Exclusive: Deepika Padukone offers first look at Nike’s Team India jerseys
Four years ago, in April 2011, Deepika Padukone was in London on a film shoot as the ICC Cricket World Cup final played on at the Wankhede Stadium in Mumbai. The director gave the crew the day off so they could catch the match on TV–which they did on a giant screen at an Indian restaurant nearby. India secured a very cool six-wicket win over Sri Lanka, and there was some bubbly to celebrate. But the fact that she had to watch it from another continent and later look at visuals of people celebrating on Marine Drive elicited one little reaction from Padukone—”Tch. Damn!”
This time though, as she launches Team India’s World Cup jerseys as the face of Nike’s Bleed Blue campaign, shot by photographer Bharat Sikka, Padukone wears her love of sport on her sleeve.
How would you define your ties with cricket?
Whether you like it or not, cricket is a religion in our country and it’s the one thing that brings people across the world together, as one unit. Of course, as an athlete I would like other sports to come up as well, but you can’t take away from the fact that cricket is the most popular sport in the world. Cricket was one of the first sports that I followed beyond badminton. And I have an association with the sport from the time I supported the Bangalore IPL team. That’s when I started understanding the game.
Nowhere do bouquets and brickbats rain as freely as on the heads of our beloved Men in Blue. As a former athlete who knows the value of support and understands the perils of pressure, what’s your advice to fans?
Being an athlete I would say that one thing that we, as supporters, do is expect. There’s too much expectation. Of course, from our side it’s coming from a very, very good place, but we need to find that balance between encouragement and expectation. I think a sportsman’s life, or even a cricket match, is like a film–we’re going out on the field, and we’re going there to win. They want to win as much as we want them to win. But why is it that when they play badly, we bash them? We don’t need to do that. At the end of the day we know for a fact that they want it (victory) more. They know what they’re doing, so let’s not criticise.
How do you look like you’re on the court making shuttles fly five hours a day?

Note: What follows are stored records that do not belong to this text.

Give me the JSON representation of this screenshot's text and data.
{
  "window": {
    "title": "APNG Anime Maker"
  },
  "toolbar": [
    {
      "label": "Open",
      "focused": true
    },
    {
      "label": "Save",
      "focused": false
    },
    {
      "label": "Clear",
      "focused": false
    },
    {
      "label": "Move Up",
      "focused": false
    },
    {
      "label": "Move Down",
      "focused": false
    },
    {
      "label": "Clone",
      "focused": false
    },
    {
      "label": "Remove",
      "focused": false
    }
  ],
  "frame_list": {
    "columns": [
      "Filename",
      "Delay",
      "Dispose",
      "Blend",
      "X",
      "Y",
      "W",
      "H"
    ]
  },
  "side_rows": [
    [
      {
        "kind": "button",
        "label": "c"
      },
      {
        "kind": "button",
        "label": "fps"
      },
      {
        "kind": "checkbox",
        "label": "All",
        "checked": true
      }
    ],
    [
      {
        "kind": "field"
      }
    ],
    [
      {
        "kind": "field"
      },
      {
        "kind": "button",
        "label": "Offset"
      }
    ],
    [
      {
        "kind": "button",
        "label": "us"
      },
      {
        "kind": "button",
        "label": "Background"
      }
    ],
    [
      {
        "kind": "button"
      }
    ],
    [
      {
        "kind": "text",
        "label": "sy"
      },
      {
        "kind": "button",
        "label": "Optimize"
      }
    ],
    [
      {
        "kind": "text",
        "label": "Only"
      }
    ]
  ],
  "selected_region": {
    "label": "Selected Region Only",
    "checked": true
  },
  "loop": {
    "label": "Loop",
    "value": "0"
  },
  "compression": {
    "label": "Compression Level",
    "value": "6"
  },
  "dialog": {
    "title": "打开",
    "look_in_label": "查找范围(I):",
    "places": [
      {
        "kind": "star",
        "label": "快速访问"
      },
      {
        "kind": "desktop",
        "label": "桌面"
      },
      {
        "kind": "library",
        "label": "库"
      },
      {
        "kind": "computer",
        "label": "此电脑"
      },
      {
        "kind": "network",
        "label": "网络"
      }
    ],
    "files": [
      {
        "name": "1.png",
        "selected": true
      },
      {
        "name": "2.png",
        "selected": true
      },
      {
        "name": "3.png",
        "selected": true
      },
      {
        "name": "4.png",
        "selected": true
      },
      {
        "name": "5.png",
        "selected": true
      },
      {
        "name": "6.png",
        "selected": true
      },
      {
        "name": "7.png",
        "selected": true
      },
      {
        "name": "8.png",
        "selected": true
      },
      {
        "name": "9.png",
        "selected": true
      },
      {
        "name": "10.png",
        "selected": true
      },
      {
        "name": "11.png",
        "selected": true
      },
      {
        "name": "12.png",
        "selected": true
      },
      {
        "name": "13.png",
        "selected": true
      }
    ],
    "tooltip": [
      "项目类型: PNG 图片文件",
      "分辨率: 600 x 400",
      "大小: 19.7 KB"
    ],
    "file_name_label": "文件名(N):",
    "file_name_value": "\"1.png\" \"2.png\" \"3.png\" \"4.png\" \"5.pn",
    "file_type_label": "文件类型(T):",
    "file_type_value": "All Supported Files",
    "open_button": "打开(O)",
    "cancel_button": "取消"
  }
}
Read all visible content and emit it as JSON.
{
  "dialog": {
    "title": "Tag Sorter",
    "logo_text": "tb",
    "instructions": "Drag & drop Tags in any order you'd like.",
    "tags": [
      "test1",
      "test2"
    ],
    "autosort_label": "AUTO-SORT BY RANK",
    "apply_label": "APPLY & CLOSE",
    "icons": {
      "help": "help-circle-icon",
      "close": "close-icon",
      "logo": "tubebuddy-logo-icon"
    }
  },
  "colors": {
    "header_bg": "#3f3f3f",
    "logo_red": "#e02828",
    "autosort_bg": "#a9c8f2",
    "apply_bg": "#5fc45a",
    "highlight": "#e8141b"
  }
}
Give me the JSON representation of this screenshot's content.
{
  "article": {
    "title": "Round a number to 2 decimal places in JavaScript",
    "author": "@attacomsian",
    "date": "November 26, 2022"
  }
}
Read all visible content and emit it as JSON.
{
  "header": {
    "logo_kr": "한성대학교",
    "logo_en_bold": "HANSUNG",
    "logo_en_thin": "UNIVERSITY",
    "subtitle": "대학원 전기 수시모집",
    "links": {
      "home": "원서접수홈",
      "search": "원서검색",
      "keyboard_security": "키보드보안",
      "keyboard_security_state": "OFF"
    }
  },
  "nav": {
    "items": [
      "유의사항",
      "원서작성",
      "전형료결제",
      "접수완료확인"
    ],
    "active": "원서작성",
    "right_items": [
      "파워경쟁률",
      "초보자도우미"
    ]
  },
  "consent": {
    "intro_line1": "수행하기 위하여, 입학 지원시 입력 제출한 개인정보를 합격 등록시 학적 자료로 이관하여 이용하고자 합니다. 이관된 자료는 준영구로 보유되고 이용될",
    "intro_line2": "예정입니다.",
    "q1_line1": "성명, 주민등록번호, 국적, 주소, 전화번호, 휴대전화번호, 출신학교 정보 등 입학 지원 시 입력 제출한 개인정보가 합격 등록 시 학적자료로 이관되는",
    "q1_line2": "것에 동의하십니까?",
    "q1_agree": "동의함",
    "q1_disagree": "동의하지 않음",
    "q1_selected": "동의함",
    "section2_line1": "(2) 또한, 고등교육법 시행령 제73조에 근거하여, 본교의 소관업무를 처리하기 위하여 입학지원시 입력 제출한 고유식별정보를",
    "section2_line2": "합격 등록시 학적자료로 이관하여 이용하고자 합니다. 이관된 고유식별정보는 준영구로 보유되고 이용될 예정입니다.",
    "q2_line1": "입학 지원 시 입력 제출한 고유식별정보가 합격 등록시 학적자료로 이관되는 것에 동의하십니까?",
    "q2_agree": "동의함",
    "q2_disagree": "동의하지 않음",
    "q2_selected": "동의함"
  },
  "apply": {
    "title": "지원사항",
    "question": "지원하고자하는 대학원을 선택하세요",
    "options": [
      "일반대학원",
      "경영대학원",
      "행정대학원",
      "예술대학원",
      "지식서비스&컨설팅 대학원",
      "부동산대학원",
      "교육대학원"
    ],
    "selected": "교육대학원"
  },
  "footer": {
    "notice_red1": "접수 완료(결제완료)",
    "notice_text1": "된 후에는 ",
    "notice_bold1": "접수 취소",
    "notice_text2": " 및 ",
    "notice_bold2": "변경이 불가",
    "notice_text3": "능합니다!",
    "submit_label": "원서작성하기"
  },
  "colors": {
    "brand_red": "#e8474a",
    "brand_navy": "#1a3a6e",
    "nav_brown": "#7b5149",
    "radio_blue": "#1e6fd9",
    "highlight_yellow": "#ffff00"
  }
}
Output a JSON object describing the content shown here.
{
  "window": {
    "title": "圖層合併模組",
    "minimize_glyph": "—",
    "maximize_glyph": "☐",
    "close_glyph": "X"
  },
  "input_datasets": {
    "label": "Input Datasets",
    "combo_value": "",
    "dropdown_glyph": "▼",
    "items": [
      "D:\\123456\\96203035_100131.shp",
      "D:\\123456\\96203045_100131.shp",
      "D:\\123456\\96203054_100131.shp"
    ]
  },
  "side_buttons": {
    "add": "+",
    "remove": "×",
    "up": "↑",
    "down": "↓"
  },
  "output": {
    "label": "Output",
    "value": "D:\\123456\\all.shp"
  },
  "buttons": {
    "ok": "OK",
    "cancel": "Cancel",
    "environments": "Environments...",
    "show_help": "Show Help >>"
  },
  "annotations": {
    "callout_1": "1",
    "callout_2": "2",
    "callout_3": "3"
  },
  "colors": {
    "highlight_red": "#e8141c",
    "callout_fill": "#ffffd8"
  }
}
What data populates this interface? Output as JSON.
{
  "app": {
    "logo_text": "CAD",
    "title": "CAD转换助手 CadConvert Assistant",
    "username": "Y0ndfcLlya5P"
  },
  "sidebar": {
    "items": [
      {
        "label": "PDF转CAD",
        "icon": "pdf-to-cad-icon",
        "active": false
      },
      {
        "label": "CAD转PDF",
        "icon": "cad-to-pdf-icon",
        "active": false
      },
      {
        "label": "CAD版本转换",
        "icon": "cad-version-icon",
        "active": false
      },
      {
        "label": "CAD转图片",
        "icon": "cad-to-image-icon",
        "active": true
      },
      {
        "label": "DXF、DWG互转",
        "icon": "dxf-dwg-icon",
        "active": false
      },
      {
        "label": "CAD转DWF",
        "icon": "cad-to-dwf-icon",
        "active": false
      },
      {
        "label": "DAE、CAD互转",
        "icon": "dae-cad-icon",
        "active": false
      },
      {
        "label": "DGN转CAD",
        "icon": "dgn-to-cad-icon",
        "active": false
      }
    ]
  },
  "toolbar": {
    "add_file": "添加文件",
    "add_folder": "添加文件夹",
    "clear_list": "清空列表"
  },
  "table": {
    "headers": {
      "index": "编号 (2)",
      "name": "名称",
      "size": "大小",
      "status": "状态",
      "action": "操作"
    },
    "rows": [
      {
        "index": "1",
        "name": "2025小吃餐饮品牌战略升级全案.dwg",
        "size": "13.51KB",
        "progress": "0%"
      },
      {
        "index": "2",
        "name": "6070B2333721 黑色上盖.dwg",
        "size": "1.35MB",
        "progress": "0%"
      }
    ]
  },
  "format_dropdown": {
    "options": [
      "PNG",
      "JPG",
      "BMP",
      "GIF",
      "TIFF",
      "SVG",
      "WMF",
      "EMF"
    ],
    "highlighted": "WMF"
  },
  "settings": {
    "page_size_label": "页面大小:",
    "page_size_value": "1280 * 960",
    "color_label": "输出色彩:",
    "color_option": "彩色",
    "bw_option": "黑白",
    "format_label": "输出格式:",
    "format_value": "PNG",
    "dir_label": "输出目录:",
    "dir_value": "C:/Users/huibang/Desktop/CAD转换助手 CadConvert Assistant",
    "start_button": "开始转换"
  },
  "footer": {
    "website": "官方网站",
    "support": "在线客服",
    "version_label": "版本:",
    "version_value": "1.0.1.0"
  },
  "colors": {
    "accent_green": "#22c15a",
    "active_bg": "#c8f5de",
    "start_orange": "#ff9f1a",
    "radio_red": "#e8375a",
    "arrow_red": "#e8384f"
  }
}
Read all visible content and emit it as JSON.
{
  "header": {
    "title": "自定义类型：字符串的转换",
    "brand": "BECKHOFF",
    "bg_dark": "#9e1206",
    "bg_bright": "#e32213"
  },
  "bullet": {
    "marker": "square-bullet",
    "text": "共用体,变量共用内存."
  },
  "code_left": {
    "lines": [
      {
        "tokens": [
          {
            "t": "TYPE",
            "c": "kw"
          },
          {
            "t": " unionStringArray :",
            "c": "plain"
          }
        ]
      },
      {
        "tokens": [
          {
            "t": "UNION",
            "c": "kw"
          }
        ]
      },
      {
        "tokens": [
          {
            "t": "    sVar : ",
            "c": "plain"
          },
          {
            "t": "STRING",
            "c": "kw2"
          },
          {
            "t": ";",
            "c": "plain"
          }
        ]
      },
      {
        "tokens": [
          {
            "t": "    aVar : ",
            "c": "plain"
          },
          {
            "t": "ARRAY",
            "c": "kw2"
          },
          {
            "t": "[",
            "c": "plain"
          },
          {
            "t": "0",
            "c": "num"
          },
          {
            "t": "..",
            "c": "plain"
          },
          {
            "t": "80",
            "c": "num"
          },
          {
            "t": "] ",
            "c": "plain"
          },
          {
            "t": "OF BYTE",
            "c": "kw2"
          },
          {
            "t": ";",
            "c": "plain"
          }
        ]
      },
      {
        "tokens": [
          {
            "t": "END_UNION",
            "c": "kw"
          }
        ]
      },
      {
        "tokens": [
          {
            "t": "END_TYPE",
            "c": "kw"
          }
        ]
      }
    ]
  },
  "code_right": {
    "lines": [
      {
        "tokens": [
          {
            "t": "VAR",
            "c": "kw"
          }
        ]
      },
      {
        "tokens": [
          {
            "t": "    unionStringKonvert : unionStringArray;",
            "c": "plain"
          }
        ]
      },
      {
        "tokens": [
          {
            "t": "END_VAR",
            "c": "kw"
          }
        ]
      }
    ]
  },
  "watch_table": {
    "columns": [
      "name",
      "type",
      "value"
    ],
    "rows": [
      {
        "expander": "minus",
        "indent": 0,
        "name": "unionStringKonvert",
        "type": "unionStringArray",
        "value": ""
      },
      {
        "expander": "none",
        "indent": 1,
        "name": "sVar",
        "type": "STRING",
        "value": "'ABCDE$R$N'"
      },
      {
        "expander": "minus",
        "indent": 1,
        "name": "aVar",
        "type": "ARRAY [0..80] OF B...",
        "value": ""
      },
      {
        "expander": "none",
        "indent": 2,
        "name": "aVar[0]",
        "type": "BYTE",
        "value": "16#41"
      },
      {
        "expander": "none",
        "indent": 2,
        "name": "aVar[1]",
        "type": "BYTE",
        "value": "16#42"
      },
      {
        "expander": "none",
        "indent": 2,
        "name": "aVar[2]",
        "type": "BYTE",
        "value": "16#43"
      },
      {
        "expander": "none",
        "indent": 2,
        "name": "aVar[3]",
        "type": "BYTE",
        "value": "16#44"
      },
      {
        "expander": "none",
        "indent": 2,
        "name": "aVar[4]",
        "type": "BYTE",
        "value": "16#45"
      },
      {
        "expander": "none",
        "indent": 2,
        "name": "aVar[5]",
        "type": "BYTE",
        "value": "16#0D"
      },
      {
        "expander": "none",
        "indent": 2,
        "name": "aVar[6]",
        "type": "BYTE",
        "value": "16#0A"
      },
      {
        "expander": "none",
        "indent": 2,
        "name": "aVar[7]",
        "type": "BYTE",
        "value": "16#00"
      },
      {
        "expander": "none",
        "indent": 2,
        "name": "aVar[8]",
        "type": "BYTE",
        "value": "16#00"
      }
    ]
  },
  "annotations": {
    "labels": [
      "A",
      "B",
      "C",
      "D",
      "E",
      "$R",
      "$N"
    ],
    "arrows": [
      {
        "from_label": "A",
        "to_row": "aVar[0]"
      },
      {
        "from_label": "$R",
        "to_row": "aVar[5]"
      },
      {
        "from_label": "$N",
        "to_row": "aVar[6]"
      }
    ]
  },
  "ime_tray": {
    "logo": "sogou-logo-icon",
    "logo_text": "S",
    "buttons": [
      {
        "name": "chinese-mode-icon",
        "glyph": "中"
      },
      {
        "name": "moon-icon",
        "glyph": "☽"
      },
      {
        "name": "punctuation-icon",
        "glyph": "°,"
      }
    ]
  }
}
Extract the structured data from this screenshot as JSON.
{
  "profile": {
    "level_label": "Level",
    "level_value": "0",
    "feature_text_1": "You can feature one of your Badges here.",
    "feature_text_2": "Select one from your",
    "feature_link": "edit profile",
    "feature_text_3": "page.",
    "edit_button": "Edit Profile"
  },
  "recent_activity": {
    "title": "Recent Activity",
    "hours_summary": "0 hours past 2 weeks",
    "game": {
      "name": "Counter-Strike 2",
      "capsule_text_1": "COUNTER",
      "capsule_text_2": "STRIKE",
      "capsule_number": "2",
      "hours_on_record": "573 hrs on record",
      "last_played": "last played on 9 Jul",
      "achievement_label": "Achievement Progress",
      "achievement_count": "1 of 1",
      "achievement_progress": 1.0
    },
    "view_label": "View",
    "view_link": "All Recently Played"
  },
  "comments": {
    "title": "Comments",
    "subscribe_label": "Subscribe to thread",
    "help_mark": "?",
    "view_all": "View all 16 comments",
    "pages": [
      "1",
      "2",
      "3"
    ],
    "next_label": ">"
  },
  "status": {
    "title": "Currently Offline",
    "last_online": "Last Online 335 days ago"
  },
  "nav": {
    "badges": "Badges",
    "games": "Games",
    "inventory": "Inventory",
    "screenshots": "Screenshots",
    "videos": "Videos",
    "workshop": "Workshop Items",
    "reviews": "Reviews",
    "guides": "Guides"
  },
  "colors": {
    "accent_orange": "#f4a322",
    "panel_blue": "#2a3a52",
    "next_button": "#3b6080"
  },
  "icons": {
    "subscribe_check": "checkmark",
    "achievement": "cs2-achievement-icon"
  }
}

Very recently someone told me, “It’s not fair that you walk around everyday with a set of abs.” It comes from the fact that my entire childhood has been about fitnes–waking up at 4.30-5 in the morning, going for my physical training, which lasted a good two or two and a half hours, then going to school and coming back, then my second session of on-court play, followed by cooling down and stretching. I did that till I was 18. So fitness is a really important part of my life, it’s the only way of being for me. Today, for me, it’s more about maintenance. Thankfully I have a good metabolism and don’t have to restrict myself from a lot of things. This athletic body comes from being an athlete.
How is it working with Bharat Sikka on the Nike campaign?
Bharat is someone I started working with very early on in my career, and we’ve been working with each other on and off ever since. Now I know he’s become even more selective than he was before, so I’m really happy Nike managed to bring him onboard. He’s driven, inspired and emotionally involved–so, he gets the best of everything together.